August 26, 2021
2:00 PM EDT
Seismic stability of slopes across the Lower Mainland BC is investigated using the probabilistic solution of the Newmark sliding block analogy. Different seismicity sources in the region and the latest updates in sliding displacement prediction models are considered to present the probabilistic solution for the displacement of slopes from west to east of the Lower Mainland. Displacement seismic hazard curves are output from the probabilistic evaluation of the problem, which is presented and evaluated for a 2% probability of exceedance in 50 years hazard level based on the National Building of Canada.
The current procedure for seismic slope evaluation in Greater Vancouver is reviewed and critiqued with an illustrative example and the alternative probabilistic method is recommended for engineering practice. The current pseudo-probabilistic practice for earth-fill dams and slopes can result in an unconservative solution where the simplified probabilistic approach improves this procedure with rational consideration of earthquake scenarios and in a time-efficient way.
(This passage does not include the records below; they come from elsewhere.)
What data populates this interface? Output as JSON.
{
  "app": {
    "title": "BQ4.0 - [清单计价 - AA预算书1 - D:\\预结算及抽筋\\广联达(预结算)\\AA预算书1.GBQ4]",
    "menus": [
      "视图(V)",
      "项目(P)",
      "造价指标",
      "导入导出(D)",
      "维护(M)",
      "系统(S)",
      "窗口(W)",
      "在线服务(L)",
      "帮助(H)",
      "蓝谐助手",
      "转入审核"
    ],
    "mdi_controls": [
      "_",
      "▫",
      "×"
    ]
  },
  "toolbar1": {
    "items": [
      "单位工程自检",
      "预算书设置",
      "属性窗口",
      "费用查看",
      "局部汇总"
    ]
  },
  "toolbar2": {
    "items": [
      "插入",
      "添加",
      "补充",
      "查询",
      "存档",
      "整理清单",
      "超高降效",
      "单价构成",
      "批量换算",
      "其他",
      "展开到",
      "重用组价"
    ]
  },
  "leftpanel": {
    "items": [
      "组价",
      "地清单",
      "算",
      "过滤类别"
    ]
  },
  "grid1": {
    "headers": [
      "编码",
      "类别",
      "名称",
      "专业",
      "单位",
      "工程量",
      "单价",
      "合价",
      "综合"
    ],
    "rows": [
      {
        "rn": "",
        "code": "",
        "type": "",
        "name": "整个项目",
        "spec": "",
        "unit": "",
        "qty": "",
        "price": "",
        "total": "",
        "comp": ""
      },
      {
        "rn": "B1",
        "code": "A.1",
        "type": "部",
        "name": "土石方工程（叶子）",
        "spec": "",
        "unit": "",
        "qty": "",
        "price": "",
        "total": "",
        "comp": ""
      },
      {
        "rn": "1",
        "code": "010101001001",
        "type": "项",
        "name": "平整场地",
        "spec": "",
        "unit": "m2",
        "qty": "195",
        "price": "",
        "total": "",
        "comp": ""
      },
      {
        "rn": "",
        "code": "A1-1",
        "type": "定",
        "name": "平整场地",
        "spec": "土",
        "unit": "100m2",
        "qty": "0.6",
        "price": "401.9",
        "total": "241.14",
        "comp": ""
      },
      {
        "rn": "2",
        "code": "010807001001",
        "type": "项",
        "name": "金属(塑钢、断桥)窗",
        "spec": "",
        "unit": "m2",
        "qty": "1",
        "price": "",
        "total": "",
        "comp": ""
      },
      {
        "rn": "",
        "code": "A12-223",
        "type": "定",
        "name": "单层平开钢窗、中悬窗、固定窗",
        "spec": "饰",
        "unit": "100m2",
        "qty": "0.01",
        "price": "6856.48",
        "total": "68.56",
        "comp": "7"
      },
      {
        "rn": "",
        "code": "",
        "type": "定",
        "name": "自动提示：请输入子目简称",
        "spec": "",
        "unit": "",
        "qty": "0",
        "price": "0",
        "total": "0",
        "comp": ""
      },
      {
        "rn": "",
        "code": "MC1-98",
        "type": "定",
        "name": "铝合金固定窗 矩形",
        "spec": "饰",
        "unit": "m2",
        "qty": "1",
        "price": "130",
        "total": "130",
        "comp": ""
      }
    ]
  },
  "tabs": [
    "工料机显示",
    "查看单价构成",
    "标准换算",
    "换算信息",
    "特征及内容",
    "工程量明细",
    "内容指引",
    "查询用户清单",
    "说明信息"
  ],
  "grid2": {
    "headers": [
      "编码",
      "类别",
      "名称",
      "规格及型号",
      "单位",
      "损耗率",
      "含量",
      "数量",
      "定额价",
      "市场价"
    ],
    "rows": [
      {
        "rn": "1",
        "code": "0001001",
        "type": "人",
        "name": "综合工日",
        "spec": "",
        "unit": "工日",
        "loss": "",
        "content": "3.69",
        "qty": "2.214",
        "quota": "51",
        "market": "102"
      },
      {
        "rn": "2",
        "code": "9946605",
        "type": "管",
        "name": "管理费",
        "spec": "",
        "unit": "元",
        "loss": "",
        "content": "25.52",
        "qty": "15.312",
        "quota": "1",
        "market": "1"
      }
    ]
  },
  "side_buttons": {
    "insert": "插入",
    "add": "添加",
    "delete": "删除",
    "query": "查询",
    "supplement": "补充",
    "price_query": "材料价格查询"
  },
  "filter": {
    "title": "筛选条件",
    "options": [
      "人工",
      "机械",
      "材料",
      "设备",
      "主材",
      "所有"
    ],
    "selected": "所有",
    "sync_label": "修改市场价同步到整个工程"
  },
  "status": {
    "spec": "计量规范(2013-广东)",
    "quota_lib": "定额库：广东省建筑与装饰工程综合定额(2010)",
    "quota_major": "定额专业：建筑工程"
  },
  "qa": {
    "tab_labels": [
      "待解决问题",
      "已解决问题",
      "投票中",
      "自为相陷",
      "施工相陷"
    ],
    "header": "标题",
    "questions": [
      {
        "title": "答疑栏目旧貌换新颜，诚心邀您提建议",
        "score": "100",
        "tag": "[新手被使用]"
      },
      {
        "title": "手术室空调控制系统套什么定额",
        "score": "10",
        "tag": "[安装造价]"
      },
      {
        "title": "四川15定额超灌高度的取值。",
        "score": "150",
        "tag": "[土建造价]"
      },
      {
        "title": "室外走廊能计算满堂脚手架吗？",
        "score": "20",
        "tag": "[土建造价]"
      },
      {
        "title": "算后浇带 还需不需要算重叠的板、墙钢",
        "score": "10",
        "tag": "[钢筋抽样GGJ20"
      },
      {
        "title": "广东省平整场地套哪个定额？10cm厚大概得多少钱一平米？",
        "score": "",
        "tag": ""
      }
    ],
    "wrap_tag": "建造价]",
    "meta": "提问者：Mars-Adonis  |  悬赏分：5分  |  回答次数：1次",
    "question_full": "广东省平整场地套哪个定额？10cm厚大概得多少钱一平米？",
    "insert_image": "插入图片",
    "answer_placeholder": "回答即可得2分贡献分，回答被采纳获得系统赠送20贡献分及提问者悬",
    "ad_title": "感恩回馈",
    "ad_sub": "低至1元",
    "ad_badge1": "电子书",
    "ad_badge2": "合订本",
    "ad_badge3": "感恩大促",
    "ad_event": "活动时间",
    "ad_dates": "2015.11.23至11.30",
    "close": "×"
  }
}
Ali Fallah Yeznabad, M. Sc., Ph.D.
Candidate in Geotechnical Engineering
Civil and Environmental Engineering Department
Western University, London, ON, Canada
Top 3 Lessons:
· Benefit of using Newmark sliding block analogy for local seismicity
· Best methods and improvements of the probabilistic approach
· Example application for the probabilistic-based design of slopes and earth-fill dams
Experimental Study of Ice Booms: An Attempt to Understand the Structures that Keep Ice at Bay
Thursday, September 23, 2021
3:00 PM EST
University of Manitoba’s Price Faculty of Engineering representatives will share their investigation of ice booms using experimental methods. Specifically, the objective is to quantify the flow around cylindrical ice booms. Using state-of-the-art particle imagery velocimetry facilities at the University of Manitoba, the flow surrounding small-scale models is being analyzed. Results of the study may be directly applicable to the design of ice booms. The hydraulic effects of ice booms are largely unknown, despite their various commercial applications. Many northern hydroelectric generating stations rely on booms to increase operational efficiency during winter months by stabilizing forebay ice conditions. Moreover, booms are commonly used to enhance wintertime river navigation by preventing surface ice from entering navigation channels.
Top 3 Lessons
1. Learn common commercial applications of ice booms
2. Gain an appreciation for the hydraulic effects of ice booms and how these effects may be considered in design
3. Understand how particle imagery velocimetry can be used to study ice booms and other waterway structures
Shawn Clark, Ph.D., P.Eng.
Professor, Department of Civil Engineering, Price Faculty of Engineering, University of Manitoba
Karen Dow, Ph.D., P.Eng.
Associate Professor, Department of Civil Engineering, Price Faculty of Engineering, University of Manitoba
Graduate Student, Department of Civil Engineering, Price Faculty of Engineering, University of Manitoba
Winner of the 2020 CDA Scholarship Award.